BEGIN Task inputs

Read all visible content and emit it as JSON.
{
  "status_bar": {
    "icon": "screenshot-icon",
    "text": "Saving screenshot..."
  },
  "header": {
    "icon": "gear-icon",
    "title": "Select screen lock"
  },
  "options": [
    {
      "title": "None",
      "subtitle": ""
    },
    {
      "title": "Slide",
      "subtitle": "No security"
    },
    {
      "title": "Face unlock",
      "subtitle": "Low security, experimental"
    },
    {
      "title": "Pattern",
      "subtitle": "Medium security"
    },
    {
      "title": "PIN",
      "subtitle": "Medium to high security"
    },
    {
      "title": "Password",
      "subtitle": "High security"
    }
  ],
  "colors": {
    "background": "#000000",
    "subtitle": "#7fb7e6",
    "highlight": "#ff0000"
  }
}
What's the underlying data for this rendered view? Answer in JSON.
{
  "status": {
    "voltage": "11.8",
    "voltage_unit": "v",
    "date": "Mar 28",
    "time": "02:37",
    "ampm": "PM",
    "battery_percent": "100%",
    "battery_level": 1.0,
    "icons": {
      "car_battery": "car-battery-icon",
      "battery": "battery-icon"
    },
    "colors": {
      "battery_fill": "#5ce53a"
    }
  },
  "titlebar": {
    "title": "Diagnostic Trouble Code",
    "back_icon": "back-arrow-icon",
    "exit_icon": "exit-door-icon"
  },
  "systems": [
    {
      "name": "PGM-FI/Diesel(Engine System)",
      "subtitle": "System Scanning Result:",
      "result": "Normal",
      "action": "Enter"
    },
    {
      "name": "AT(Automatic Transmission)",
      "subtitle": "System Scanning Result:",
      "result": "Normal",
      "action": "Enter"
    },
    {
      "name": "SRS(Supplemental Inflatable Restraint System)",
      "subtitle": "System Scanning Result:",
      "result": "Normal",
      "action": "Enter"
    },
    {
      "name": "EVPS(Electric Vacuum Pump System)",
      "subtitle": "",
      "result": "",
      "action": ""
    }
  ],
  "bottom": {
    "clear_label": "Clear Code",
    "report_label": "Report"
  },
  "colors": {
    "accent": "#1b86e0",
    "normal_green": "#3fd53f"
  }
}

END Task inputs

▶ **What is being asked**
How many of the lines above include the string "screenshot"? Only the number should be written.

▶ **Expected answer**
2